With the backing of Cabinet the agreement next heads the EU Summit which Donald Tusk confirmed will take place on 25th November. Assuming the EU agree to the withdrawal agreement, the final agreement will return to the UK parliament for the “meaningful vote” which Theresa May was forced to concede back in December 2017, before returning to the EU parliament before final agreement. 

The only other point which could derail the agreement at this stage is a vote of no confidence in Theresa May. Non-cabinet Brexiteers have been very vocal in airing their displeasure at the agreement since yesterday morning. In order for a vote of no confidence to take place the Tory parties 1922 committee needs to receive 48 letters from party members (15% of the 315 sitting Tory party members). Only the chairman of the committee knows how many letters have been received thus far, but a wave of letters from Brexiteers would likely be enough to trigger a vote. 
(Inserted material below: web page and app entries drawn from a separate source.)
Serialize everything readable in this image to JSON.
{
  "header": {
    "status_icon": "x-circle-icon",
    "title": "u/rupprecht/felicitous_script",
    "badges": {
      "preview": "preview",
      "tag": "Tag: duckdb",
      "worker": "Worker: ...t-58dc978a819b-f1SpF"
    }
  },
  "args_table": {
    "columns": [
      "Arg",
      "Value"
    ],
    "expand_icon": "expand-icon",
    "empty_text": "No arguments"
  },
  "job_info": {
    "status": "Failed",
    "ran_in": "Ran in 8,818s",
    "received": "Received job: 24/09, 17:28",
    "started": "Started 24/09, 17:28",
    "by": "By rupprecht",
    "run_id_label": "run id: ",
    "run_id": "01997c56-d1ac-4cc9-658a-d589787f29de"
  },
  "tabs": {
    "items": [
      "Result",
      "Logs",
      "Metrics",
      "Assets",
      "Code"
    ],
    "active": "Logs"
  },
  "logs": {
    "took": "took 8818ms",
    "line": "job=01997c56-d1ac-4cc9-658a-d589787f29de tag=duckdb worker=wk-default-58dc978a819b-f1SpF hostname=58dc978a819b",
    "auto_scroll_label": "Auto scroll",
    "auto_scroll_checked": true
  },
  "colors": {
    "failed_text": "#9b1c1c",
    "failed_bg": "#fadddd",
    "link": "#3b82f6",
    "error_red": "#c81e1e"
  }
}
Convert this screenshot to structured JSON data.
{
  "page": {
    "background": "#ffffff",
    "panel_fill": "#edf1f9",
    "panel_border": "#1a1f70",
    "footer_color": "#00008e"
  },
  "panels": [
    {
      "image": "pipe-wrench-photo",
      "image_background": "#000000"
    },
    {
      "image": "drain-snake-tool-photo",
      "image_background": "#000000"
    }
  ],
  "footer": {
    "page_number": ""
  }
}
Once chairman of the 1922 announces that the required number of letters has been received, a vote is held as soon as possible. In 2003, when Iain Duncan Smith was ousted as leader in opposition, the vote was carried out the day after the announcement. The previous leadership contest took 20 days from when David Cameron announced his resignation until Theresa May was announced as leader, however with leavers and remainers likely to contest any election fiercely, a leadership vote is likely to be strongly contested and may drag on for longer.